I want to address a topic that only the guy to the left apparently understands. At a time when the American economy has produced unacceptable unemployment, when workers who have jobs are underpaid and have no medical benefits, when the hard won ability to bargain collectively has come undone intellectually as well as politically, it is time to offer the future leaders of this nation a choice: on May 1, 2011, our children can reflect on the trials and tribulations of those who labor for a living, or they can sell lemonade. In the future, perhaps this question will become a litmus test similar to positions staked by past generations on suffrage, slavery, and war.
Though, I hope not.
Okay, perhaps my cynicism has made me a bit delusional, but I noticed that there is a national movement to celebrate Lemonade Day every year in May–not on Memorial Day, mind you, but on May 1, which I believe continues to be International Workers’ Day for many countries around the world. So why draft yet another celebration day for an already cluttered American calendar? And why put on (or very close to) May 1?
Lemonade Day celebrates entrepreneurship, which in the political lexicon of our contemporary moment could credibly be considered the ideological opposite of a day that celebrates labor. On the website created to promote Lemonade Day, the organizers explain that they want communities–meaning families, businesses and schools–to help create the next generation of entrepreneurs.
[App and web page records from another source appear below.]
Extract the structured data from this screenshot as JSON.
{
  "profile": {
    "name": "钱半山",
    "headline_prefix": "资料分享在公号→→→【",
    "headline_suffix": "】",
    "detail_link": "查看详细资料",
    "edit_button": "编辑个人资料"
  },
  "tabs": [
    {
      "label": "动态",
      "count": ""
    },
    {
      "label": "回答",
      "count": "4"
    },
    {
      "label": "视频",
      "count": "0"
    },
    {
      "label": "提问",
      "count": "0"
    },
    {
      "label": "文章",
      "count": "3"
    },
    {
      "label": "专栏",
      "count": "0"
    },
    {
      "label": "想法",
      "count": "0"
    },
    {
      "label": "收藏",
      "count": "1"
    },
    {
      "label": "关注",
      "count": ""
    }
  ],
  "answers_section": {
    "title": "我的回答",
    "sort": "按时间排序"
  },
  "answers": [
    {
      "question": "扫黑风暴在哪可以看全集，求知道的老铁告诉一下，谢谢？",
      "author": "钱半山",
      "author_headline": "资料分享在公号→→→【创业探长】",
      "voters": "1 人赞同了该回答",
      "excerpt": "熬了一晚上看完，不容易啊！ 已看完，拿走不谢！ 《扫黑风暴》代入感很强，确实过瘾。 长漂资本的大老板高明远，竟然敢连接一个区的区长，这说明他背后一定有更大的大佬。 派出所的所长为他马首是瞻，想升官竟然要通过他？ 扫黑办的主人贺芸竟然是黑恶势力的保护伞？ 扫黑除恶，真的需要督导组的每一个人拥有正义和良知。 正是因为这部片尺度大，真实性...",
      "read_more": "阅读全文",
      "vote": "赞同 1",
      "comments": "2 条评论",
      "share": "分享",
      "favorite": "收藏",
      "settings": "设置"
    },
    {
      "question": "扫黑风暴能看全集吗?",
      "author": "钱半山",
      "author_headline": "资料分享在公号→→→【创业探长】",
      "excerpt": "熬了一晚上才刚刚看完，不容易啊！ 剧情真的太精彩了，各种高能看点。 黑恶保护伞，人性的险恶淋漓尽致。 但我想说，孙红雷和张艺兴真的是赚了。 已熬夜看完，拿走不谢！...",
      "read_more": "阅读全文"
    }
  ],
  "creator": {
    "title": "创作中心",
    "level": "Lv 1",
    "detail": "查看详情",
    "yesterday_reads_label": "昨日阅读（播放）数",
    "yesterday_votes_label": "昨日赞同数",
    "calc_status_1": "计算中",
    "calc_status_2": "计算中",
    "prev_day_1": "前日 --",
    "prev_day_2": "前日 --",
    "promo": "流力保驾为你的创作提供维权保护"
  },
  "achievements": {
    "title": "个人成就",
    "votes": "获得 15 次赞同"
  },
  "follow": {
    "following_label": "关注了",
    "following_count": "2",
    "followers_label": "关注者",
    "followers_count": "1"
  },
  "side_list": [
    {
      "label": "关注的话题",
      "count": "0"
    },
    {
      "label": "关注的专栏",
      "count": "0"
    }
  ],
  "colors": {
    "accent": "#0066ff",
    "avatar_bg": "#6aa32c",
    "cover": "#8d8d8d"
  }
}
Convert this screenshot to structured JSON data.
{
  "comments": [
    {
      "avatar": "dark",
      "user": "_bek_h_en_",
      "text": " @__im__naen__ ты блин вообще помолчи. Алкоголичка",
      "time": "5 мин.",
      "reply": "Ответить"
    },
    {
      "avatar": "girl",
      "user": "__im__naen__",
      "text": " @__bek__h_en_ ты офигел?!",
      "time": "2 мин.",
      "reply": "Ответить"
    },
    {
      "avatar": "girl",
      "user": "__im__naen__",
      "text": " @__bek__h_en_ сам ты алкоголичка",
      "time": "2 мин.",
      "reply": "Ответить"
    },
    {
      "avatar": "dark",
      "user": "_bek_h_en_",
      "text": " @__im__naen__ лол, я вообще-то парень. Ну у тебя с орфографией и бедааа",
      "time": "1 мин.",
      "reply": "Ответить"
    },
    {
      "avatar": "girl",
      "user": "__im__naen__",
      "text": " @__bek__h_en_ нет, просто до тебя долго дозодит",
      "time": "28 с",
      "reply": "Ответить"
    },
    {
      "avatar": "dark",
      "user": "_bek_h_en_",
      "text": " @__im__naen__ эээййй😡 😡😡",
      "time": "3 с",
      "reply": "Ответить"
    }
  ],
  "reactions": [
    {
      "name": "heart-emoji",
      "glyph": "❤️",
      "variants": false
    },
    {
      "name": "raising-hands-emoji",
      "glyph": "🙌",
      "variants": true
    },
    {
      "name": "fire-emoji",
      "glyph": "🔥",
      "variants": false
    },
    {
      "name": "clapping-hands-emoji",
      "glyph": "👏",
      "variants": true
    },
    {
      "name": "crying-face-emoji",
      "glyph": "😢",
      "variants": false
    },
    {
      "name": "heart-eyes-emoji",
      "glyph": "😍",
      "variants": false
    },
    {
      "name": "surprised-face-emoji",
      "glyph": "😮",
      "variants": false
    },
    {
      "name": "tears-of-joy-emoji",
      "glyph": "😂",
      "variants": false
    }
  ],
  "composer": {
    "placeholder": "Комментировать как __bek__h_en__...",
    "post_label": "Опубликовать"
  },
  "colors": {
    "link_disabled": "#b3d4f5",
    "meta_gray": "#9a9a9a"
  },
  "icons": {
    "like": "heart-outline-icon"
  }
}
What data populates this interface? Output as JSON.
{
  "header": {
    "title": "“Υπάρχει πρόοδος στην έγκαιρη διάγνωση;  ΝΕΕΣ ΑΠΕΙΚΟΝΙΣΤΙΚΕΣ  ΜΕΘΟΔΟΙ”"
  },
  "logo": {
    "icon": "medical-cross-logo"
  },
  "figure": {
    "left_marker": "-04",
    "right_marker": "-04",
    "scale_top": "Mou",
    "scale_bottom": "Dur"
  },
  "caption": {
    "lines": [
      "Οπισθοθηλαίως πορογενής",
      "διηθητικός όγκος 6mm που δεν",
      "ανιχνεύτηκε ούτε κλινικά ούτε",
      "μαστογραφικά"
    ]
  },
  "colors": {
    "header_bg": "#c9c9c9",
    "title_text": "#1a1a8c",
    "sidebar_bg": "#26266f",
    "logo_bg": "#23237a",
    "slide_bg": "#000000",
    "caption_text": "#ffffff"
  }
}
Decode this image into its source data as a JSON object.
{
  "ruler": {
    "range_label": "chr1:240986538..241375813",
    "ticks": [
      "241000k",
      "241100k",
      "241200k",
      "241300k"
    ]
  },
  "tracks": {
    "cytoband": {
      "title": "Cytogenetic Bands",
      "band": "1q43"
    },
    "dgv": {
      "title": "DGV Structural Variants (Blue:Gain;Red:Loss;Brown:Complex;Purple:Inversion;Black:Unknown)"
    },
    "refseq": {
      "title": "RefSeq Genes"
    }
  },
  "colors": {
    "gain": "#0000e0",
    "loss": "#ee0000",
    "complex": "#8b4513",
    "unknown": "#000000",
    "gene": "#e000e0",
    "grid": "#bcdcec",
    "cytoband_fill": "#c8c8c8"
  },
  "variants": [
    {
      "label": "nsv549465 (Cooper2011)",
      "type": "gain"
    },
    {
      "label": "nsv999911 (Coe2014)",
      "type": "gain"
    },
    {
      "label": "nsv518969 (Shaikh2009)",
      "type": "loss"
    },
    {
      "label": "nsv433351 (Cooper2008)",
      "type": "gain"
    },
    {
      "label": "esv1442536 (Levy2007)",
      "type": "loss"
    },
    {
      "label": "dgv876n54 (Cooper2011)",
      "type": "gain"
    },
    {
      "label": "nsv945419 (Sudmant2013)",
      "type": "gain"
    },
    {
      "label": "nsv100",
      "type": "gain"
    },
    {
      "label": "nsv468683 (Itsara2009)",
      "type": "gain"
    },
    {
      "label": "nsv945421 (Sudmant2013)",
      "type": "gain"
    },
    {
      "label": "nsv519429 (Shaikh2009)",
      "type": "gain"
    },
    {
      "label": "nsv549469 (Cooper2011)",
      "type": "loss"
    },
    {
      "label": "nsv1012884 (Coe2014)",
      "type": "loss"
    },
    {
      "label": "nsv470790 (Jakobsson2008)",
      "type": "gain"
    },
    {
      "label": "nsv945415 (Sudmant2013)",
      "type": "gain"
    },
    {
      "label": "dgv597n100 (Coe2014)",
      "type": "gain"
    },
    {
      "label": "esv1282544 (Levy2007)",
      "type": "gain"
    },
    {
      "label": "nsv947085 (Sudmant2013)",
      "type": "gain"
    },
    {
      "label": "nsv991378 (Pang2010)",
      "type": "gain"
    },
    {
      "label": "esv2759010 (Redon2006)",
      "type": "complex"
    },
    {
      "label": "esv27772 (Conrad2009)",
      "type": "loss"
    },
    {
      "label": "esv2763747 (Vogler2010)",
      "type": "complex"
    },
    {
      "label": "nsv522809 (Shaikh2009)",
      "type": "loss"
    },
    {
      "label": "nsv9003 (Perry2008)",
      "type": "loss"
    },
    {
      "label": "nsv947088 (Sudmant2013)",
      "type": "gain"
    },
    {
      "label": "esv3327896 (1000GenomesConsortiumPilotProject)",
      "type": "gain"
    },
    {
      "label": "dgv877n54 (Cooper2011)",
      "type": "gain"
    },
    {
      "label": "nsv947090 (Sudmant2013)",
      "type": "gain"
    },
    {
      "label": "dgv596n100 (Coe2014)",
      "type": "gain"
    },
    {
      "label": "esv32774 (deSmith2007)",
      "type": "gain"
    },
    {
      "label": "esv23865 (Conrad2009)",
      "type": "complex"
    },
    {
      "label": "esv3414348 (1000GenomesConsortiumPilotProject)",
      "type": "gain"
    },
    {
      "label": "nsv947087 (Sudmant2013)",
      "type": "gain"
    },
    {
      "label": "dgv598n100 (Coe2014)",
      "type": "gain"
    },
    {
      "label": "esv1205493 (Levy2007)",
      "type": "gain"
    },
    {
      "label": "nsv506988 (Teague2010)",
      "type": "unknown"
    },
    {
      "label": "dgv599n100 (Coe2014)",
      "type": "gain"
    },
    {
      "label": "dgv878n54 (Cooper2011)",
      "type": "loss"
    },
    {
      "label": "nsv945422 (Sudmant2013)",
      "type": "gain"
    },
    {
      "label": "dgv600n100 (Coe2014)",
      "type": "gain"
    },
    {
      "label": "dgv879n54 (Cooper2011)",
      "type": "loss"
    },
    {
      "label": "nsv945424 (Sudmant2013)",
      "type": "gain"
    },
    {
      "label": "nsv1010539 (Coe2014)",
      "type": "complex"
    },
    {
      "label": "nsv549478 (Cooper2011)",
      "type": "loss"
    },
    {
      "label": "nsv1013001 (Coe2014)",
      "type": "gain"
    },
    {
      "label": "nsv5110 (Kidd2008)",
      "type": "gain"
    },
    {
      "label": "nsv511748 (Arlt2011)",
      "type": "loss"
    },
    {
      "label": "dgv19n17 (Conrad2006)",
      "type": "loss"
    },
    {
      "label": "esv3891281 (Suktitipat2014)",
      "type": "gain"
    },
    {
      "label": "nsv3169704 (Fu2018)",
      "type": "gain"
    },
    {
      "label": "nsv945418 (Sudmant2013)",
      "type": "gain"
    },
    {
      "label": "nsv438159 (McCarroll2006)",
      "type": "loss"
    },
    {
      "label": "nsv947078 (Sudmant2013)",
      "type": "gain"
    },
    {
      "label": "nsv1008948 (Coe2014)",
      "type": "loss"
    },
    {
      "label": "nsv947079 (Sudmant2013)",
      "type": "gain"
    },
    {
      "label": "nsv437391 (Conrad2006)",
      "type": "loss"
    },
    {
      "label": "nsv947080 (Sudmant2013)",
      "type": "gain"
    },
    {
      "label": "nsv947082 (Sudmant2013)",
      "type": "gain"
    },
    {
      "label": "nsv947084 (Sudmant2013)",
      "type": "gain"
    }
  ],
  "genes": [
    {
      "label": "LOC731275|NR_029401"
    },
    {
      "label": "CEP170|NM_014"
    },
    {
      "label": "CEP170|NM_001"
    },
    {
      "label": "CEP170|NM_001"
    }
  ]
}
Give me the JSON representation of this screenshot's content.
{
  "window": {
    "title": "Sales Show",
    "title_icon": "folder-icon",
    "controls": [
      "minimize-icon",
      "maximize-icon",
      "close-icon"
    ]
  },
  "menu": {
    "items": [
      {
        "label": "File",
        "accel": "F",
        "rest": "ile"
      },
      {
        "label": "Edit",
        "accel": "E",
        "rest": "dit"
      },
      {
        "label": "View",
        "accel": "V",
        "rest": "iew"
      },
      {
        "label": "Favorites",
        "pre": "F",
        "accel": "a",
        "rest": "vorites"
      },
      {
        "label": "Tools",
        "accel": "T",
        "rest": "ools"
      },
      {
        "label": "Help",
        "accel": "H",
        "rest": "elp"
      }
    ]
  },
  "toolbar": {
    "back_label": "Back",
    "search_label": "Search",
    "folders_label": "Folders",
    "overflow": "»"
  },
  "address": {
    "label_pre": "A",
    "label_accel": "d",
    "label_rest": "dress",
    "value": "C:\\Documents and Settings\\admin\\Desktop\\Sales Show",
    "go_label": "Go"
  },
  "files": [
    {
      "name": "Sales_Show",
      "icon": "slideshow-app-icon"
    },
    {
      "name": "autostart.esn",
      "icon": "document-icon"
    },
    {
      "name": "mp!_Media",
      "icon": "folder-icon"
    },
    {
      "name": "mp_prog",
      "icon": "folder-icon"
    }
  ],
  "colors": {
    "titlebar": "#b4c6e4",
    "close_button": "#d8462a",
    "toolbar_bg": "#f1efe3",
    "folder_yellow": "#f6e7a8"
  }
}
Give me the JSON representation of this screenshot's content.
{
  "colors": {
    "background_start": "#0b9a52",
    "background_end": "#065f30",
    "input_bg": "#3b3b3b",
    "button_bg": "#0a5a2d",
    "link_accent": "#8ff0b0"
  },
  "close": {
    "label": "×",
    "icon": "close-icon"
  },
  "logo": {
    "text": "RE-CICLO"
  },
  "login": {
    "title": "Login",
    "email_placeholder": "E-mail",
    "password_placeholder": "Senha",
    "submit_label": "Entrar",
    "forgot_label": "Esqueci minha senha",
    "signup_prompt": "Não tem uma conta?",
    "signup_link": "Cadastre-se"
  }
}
Accordingly, “Kids plan for success by setting goals, creating budgets, securing investors, selecting a site, purchasing supplies, serving customers, making a profit, repaying investors and giving back to the community. This fun, free and exciting program encourages participants to ‘save a little, spend a little, share a little,’ instilling valuable principles that will help prepare them for life.” And after all, we know that managerial values form organically and are unimpeachable. Parents and schools can simply feed kids these “principles” without a shred of ambiguity and conflict. And God blesses America, too.
The creative genius behind this movement is Michael Holthouse, a Houston-based businessman who made a fortune in the telecommunication business and now operates or contributes to a series of non-profits that seek to rescue at-risk kids by offering them the holy grail the American life–the business plan. In a powerpoint presentation promoting Holthouse’s approach, he frames the imperative for our time as a choice between a future of gang-bangers or happy little girls with a lemonade stand that basks in sunny racial harmony. But clearly Holthouse does not imagine he is merely a social reformer–he is no Rauschenbusch–rather he pushes the American Dream, that ubiquitous ideal open to all but clearly only achieved by the kind of success enjoyed by Holthouse.
In a era during in which the idea of labor seems exiled to some Manichean universe, despite the ravages of unemployment, and murals of workers painted by a patriotic American (and daughter of a war veteran, to boot) are being taken down in Maine, the rise of lemonade stands on May 1, 2011 might appear as one of those signposts in a new age of fracture.